Problem description
If a line includes "title", copy it out of the entries.

(Website and app data records)
——————————
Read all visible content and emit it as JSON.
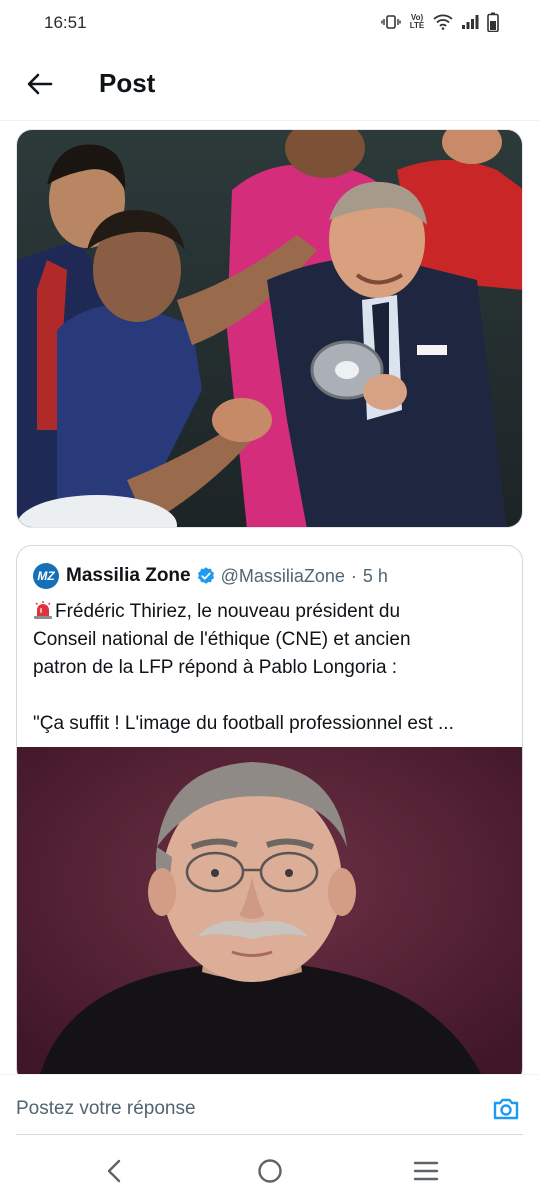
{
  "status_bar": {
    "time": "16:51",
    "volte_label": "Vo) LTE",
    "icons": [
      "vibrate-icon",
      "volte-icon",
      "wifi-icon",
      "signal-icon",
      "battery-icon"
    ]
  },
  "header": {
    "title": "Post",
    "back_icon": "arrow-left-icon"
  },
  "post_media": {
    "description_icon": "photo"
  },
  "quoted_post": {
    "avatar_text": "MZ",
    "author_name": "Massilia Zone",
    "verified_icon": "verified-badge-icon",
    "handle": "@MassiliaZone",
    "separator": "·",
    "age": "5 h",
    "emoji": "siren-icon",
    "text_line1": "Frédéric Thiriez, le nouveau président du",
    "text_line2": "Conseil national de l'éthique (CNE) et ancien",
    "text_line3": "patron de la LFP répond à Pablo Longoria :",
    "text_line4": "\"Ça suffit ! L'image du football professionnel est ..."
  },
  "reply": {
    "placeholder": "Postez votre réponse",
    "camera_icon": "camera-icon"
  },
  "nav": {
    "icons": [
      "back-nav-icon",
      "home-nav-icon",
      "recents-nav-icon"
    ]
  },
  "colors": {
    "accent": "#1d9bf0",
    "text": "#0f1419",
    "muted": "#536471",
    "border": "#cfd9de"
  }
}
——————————
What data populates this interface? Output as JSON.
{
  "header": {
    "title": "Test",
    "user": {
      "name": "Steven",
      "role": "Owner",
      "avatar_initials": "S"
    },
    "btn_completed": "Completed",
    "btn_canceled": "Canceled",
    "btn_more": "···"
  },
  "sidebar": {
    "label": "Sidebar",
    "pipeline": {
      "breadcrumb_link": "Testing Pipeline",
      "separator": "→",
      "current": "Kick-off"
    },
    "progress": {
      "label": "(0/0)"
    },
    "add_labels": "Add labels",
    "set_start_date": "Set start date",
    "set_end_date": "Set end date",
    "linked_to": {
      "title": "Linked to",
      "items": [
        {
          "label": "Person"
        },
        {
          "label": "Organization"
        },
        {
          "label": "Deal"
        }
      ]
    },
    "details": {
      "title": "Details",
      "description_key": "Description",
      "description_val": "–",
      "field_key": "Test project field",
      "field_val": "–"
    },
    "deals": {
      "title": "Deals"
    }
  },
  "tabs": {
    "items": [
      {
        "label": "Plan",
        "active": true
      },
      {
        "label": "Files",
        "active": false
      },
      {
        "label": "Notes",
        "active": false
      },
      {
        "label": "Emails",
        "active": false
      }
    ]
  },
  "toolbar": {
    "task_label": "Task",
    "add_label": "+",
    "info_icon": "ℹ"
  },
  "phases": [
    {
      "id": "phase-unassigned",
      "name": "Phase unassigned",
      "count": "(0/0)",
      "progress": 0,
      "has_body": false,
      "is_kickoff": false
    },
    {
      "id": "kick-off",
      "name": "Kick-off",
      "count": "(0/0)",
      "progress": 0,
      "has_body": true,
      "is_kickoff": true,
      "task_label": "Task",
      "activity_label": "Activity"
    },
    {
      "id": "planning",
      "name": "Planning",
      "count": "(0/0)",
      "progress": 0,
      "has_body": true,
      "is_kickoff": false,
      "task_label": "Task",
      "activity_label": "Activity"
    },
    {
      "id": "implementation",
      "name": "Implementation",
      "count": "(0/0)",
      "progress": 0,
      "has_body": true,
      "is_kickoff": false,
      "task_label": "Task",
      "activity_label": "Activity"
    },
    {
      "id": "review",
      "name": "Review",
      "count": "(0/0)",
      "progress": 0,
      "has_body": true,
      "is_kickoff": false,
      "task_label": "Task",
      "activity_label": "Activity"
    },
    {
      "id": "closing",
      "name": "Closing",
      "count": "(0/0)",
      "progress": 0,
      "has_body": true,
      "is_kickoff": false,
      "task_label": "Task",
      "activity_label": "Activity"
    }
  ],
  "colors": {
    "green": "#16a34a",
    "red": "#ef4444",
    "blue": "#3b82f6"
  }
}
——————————
Solution below
    "title": "Post",
    "title": "Test",
      "title": "Linked to",
      "title": "Details",
      "title": "Deals"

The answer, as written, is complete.